The minimum age to choose to be an organ donor on a Nebraska state ID or driver license would be lowered under a bill considered Feb. 4 by the Health and Human Services Committee.
LB251, introduced by Omaha Sen. Machaela Cavanaugh, would lower the age from 16 to 14.
Under current law, a parent of a teenager who chooses organ donation can override that decision after the child’s death.
“[The bill] does not take away that parent’s right to make those decisions,” Cavanaugh said.
Marigold Helvey of Omaha testified in support of LB251. Fourteen-year-old Helvey said teenagers who are considered old enough to drive a car also should be considered mature enough to register as an organ donor.

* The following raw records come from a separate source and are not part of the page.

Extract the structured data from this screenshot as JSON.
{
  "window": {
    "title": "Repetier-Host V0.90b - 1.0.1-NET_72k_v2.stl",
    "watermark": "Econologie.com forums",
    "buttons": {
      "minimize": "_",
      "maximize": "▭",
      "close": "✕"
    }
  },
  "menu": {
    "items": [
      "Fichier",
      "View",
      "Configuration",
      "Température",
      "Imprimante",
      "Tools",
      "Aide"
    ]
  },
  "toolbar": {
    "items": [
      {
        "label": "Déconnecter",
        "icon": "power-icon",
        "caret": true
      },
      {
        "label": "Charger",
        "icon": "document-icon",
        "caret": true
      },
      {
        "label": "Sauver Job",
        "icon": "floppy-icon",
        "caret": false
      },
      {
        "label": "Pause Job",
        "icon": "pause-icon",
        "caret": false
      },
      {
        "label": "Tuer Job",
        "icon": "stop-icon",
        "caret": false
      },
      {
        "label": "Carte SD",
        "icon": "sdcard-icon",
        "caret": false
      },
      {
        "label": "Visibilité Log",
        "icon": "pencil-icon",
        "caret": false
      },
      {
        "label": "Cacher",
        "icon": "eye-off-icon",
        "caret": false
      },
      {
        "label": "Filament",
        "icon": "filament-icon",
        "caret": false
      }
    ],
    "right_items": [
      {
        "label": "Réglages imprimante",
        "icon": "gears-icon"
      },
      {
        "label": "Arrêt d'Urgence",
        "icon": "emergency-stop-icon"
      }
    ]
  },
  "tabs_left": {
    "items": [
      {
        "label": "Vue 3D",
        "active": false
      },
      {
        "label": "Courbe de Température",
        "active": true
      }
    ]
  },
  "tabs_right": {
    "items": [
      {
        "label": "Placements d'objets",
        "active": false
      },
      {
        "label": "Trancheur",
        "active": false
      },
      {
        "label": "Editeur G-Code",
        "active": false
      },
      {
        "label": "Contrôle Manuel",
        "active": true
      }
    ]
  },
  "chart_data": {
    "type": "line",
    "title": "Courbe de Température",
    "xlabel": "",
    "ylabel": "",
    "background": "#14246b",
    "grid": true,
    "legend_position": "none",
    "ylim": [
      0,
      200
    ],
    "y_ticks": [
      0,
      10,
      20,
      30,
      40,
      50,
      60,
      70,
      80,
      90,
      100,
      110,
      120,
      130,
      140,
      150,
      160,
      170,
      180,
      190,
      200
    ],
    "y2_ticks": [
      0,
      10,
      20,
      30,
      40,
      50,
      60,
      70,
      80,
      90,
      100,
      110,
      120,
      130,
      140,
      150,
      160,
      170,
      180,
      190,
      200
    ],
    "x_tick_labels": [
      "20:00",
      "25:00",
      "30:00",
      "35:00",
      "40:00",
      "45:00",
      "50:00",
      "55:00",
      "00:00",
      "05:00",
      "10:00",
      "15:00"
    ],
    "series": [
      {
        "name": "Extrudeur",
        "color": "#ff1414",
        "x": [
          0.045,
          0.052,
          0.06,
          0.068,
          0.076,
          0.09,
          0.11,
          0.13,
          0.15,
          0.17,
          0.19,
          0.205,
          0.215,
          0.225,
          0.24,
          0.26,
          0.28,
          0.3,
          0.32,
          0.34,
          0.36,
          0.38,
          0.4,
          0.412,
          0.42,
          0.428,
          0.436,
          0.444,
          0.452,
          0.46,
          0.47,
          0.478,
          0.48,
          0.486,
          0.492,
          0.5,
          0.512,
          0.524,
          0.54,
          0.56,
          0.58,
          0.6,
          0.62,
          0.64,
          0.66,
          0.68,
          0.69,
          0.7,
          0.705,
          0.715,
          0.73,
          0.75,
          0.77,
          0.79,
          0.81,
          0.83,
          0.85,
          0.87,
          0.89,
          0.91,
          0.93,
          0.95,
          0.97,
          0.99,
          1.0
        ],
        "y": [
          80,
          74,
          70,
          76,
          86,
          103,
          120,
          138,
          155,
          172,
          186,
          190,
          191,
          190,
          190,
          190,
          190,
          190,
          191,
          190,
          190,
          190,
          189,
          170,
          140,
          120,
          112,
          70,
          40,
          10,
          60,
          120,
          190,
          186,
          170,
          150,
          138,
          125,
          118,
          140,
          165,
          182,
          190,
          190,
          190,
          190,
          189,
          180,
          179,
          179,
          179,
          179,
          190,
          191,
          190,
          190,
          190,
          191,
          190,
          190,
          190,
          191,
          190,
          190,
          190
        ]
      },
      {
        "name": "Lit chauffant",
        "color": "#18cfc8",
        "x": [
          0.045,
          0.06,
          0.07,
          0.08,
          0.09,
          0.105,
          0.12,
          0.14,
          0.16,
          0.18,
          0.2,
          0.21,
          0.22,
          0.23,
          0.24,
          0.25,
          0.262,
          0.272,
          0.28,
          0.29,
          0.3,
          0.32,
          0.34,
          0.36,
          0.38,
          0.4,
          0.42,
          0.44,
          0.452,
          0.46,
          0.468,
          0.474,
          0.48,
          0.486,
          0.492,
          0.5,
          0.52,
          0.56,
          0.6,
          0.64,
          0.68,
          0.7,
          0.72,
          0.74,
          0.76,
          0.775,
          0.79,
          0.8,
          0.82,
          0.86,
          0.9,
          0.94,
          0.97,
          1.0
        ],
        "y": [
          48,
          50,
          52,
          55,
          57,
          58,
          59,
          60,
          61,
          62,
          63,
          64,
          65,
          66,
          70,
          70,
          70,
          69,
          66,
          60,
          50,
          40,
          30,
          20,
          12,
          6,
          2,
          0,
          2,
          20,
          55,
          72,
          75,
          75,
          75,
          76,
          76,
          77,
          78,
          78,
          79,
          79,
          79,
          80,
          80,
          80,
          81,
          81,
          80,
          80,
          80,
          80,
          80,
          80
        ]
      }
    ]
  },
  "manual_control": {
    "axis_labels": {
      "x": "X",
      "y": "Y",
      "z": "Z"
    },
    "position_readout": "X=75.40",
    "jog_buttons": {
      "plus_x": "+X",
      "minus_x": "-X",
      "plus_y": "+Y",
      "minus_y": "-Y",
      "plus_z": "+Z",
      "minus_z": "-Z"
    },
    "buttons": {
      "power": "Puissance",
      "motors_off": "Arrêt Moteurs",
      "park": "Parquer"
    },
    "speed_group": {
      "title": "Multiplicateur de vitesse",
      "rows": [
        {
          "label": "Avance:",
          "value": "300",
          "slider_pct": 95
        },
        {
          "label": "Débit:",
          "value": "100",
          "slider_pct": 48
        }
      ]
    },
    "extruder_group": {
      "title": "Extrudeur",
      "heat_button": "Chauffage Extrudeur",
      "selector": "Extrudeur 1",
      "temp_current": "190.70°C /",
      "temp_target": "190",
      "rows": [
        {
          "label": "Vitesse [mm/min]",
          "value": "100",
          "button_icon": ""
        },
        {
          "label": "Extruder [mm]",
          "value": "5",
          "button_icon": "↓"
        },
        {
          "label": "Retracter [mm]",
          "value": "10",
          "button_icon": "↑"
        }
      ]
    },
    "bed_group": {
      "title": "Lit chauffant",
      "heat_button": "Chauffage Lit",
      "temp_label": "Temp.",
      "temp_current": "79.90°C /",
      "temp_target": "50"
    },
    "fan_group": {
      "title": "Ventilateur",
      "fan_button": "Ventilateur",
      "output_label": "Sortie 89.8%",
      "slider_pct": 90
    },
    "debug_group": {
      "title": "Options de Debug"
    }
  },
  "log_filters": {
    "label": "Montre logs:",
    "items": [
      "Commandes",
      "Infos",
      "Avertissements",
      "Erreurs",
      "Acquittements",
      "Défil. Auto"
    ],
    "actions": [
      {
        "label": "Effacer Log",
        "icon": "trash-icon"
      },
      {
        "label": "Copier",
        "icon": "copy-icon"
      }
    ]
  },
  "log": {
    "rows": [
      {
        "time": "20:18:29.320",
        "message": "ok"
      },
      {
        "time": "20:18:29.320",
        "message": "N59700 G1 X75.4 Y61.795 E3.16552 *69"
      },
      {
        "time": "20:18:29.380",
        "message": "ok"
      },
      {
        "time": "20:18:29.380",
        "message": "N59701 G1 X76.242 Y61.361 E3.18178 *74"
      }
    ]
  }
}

“LB251 will start important conversations with teens and their families and it will make a difference so that children who need a transplant won’t have to wait as long and they can get a better match,” she said.
Kyle Herber, president of organ procurement organization Live On Nebraska, also supported the bill. He said there are more than 300 Nebraskans and 100,000 Americans currently awaiting an organ donation.
“Some will wait days, some years, some will never get the opportunity to receive a transplant,” Herber said. “In the U.S., 20 people die each day because an organ wasn’t available for them.”
No one testified against LB251 and the committee took no immediate action on it.